The third of the five gates is the sorrows of the world, or anima mundi, the soul of the world. This is where we are invited to process the grief over devastating planetary losses, climate destruction, and social injustices. This is where our pain goes when Tyre Nichols is killed or another language or animal species is lost, never to spoken or seen again. We can be bearers of hope and good news only if we know how to process our grief. Unprocessed grief leaves us stuck in anger, overwhelm, or detachment.
I remember being with Joanna Macy at a weeklong retreat in 2014. The information and communal rituals to help process grief were overwhelming to the point that I had to step away for large parts of the conference.
The last two gates of grief are what we expected and did not receive and ancestral grief. The fourth gate is deeply connected to our sense of belonging or worthiness and our sense of having a purpose. “Hidden within this gate lies our diminished experience of who we truly are.”
The fifth gate, Ancestral grief, is the sorrow and unresolved loss we carry in our bodies from our ancestors. This includes our familial losses as well as those of the countries and people to which we are connected. This includes genocide and racism. The crimes of humanity are large.
Weller acknowledges that there are other gates of grief such as trauma: “Trauma always carries grief though not all grief carries trauma.”
Once we realize that grief is not something to get over or endure, we can be open to developing a new way of being in relationship with it. We can be open and curious rather than ashamed or afraid. We can use it to connect with our truest self and be present with others. We can allow our grief to equalize us, open us, and help us bond in our common humanity.
Creating a relationship with grief requires having space and patience, solitude and community, and support and rituals. The process is not to be hurried. It is not a 1-2-3 process. It is deep soul work and an essential part of spiritual community.
If there is sufficient interest, I will be offering a group that goes though Weller’s book, using a curriculum developed with his support. The group, called Interior Lands, will meet monthly starting in March running through next winter, with a break for July and August. The group will use sharing, journaling, and other spiritual practices to explore each of the five stages of grief that Weller identifies. Please let me know if you are interested.

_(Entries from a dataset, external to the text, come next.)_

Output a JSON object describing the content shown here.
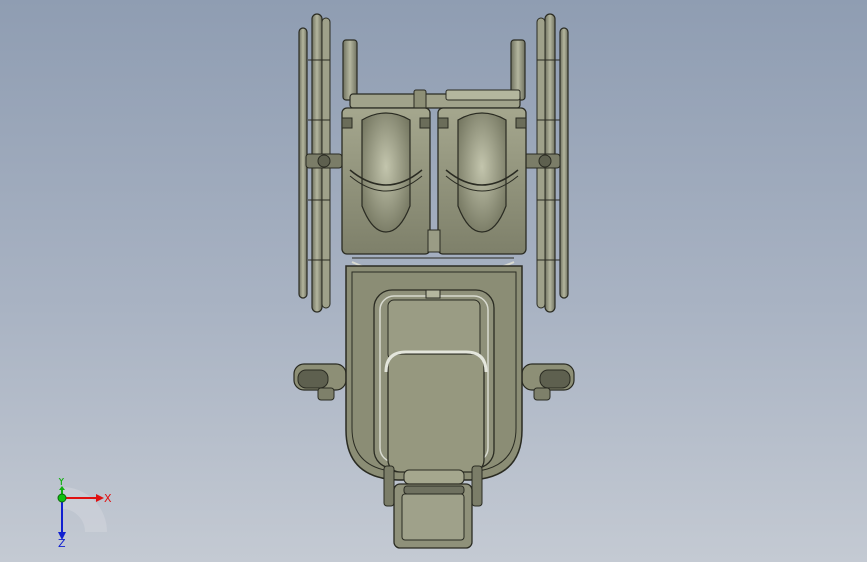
{
  "viewport": {
    "background_top": "#8f9db2",
    "background_bottom": "#c4cad3",
    "model_fill": "#8d8f76",
    "model_fill_light": "#b0b29a",
    "model_edge": "#2a2b22"
  },
  "triad": {
    "x_label": "X",
    "y_label": "Y",
    "z_label": "Z",
    "x_color": "#e01010",
    "y_color": "#10b010",
    "z_color": "#1020d0"
  }
}
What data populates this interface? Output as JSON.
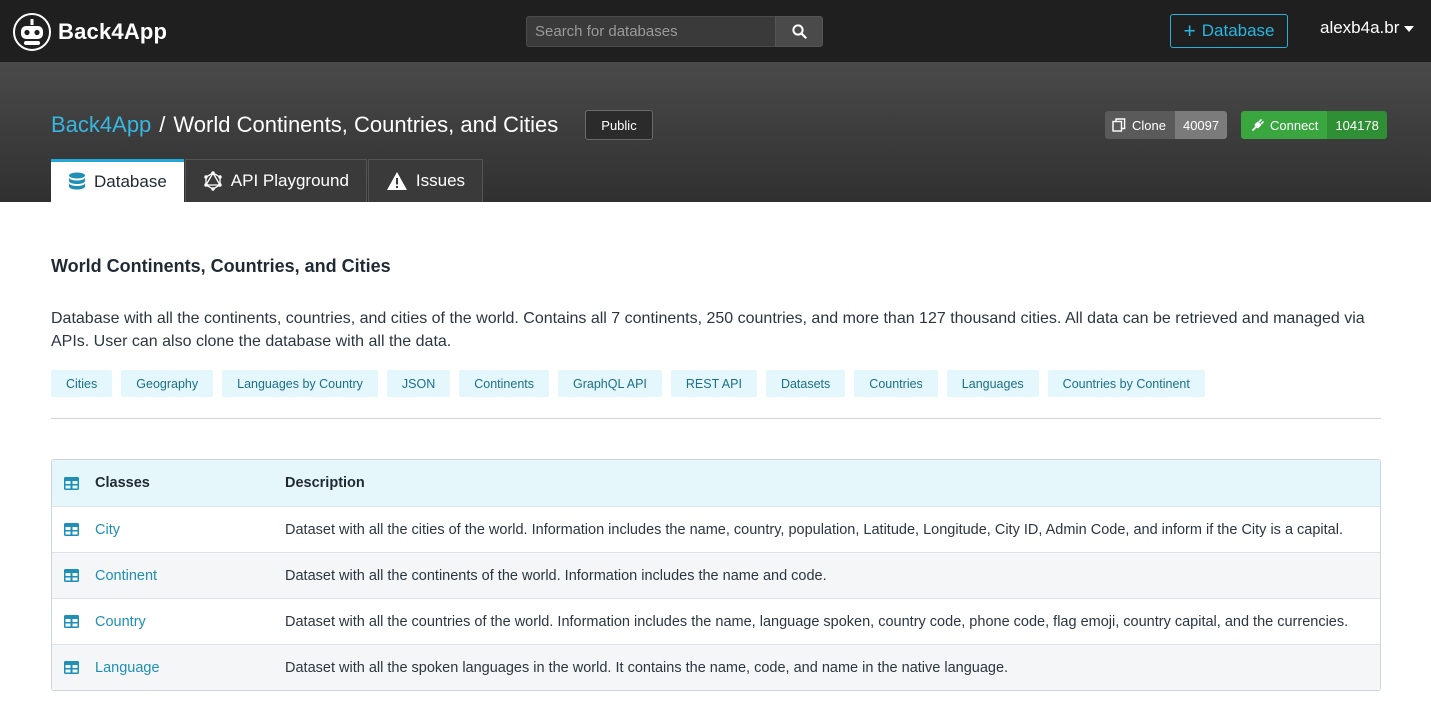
{
  "nav": {
    "brand": "Back4App",
    "search_placeholder": "Search for databases",
    "add_database_label": "Database",
    "user": "alexb4a.br"
  },
  "header": {
    "breadcrumb_root": "Back4App",
    "breadcrumb_separator": "/",
    "breadcrumb_current": "World Continents, Countries, and Cities",
    "visibility": "Public",
    "clone_label": "Clone",
    "clone_count": "40097",
    "connect_label": "Connect",
    "connect_count": "104178",
    "tabs": [
      {
        "label": "Database",
        "active": true
      },
      {
        "label": "API Playground",
        "active": false
      },
      {
        "label": "Issues",
        "active": false
      }
    ]
  },
  "main": {
    "title": "World Continents, Countries, and Cities",
    "description": "Database with all the continents, countries, and cities of the world. Contains all 7 continents, 250 countries, and more than 127 thousand cities. All data can be retrieved and managed via APIs. User can also clone the database with all the data.",
    "tags": [
      "Cities",
      "Geography",
      "Languages by Country",
      "JSON",
      "Continents",
      "GraphQL API",
      "REST API",
      "Datasets",
      "Countries",
      "Languages",
      "Countries by Continent"
    ],
    "table": {
      "headers": {
        "classes": "Classes",
        "description": "Description"
      },
      "rows": [
        {
          "name": "City",
          "description": "Dataset with all the cities of the world. Information includes the name, country, population, Latitude, Longitude, City ID, Admin Code, and inform if the City is a capital."
        },
        {
          "name": "Continent",
          "description": "Dataset with all the continents of the world. Information includes the name and code."
        },
        {
          "name": "Country",
          "description": "Dataset with all the countries of the world. Information includes the name, language spoken, country code, phone code, flag emoji, country capital, and the currencies."
        },
        {
          "name": "Language",
          "description": "Dataset with all the spoken languages in the world. It contains the name, code, and name in the native language."
        }
      ]
    }
  },
  "colors": {
    "accent": "#22a7d9",
    "nav_bg": "#1f1f1f",
    "connect_green": "#3aa63f",
    "tag_bg": "#e4f7fc"
  },
  "icons": {
    "logo": "back4app-robot-logo",
    "search": "search-icon",
    "database_tab": "database-icon",
    "api_tab": "graphql-icon",
    "issues_tab": "warning-icon",
    "table": "table-icon"
  }
}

I will conclude with a ritual.
Each of you should have received a journal on entering the church. I invite you to use this throughout February. You may want to use it to journal, add photographs, or doodle. It is a container for your process this month.

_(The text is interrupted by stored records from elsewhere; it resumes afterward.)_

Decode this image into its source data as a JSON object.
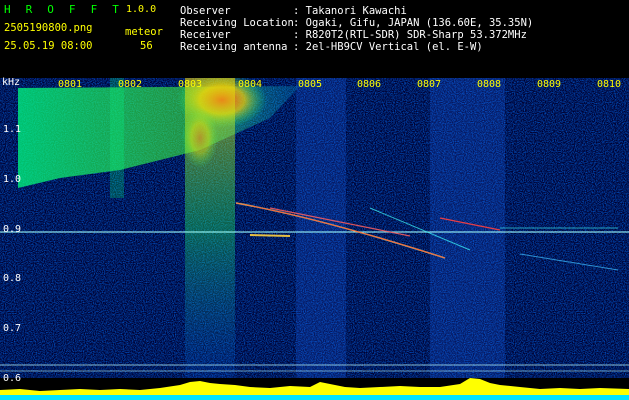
{
  "header": {
    "app_title": "H R O F F T",
    "version": "1.0.0",
    "filename": "2505190800.png",
    "datetime": "25.05.19 08:00",
    "meteor_label": "meteor",
    "meteor_count": "56",
    "info": [
      {
        "label": "Observer",
        "value": ": Takanori Kawachi"
      },
      {
        "label": "Receiving Location",
        "value": ": Ogaki, Gifu, JAPAN (136.60E, 35.35N)"
      },
      {
        "label": "Receiver",
        "value": ": R820T2(RTL-SDR) SDR-Sharp 53.372MHz"
      },
      {
        "label": "Receiving antenna",
        "value": ": 2el-HB9CV Vertical (el. E-W)"
      }
    ]
  },
  "spectrogram": {
    "unit": "kHz",
    "freq_labels": [
      "1.1",
      "1.0",
      "0.9",
      "0.8",
      "0.7",
      "0.6"
    ],
    "time_labels": [
      "0801",
      "0802",
      "0803",
      "0804",
      "0805",
      "0806",
      "0807",
      "0808",
      "0809",
      "0810"
    ],
    "colors": {
      "background": "#000020",
      "noise": "#0033cc",
      "strong": "#ff2020",
      "level_bar": "#ffff00",
      "baseline": "#00e5ff"
    }
  }
}
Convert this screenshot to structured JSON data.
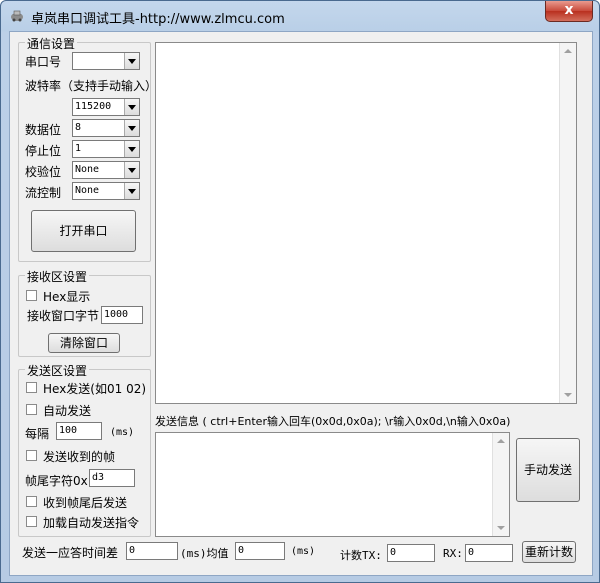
{
  "window": {
    "title": "卓岚串口调试工具-http://www.zlmcu.com",
    "close_label": "x"
  },
  "comm": {
    "legend": "通信设置",
    "port_label": "串口号",
    "port_value": "",
    "baud_label": "波特率（支持手动输入）",
    "baud_value": "115200",
    "databits_label": "数据位",
    "databits_value": "8",
    "stopbits_label": "停止位",
    "stopbits_value": "1",
    "parity_label": "校验位",
    "parity_value": "None",
    "flow_label": "流控制",
    "flow_value": "None",
    "open_button": "打开串口"
  },
  "recv": {
    "legend": "接收区设置",
    "hex_label": "Hex显示",
    "bytes_label": "接收窗口字节",
    "bytes_value": "1000",
    "clear_button": "清除窗口"
  },
  "send": {
    "legend": "发送区设置",
    "hex_label": "Hex发送(如01 02)",
    "auto_label": "自动发送",
    "interval_label": "每隔",
    "interval_value": "100",
    "interval_unit": "(ms)",
    "send_received_label": "发送收到的帧",
    "tail_label": "帧尾字符0x",
    "tail_value": "d3",
    "after_tail_label": "收到帧尾后发送",
    "load_cmd_label": "加载自动发送指令"
  },
  "main": {
    "send_info": "发送信息 ( ctrl+Enter输入回车(0x0d,0x0a); \\r输入0x0d,\\n输入0x0a)",
    "manual_send_button": "手动发送"
  },
  "status": {
    "response_label": "发送一应答时间差",
    "response_value": "0",
    "ms_avg": "(ms)均值",
    "avg_value": "0",
    "ms": "(ms)",
    "tx_label": "计数TX:",
    "tx_value": "0",
    "rx_label": "RX:",
    "rx_value": "0",
    "reset_button": "重新计数"
  }
}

Hold your journal in your hand. Place your dominant hand over the bow and your nondominant hand on top. Take a breath and close your eyes.
Bring to your mind the part of grief you want to explore this month. It may be a specific loss, one of the gates, or something else. Sit with this for a moment. Let it know you are interested in its gifts and in learning how to be with it. (pause)
As you are ready, gently untie your bow. To end with words of Francis Weller:
Grief…isn’t there to take us hostage, but instead to reshape us in some fundamental way…capable of living in the creative tension between grief and gratitude. Every loss we experience in our lifetime has the capacity to deepen us, to widen the channel of soul life flowing into us.
So may we move together. Amen and blessed be.
 Francis Weller, The Wild Edge of Sorrow (Berkeley, CA: North Adams Books, 2015), xix.
 Weller, The Wild Edge of Sorrow, xiv.
 Ibid, xix.
 Ibid, xxii.
 Ibid, 42.
 Ibid, 58.
 Ibid, 70.
 Ibid, xxiii.
 Ibid, 126.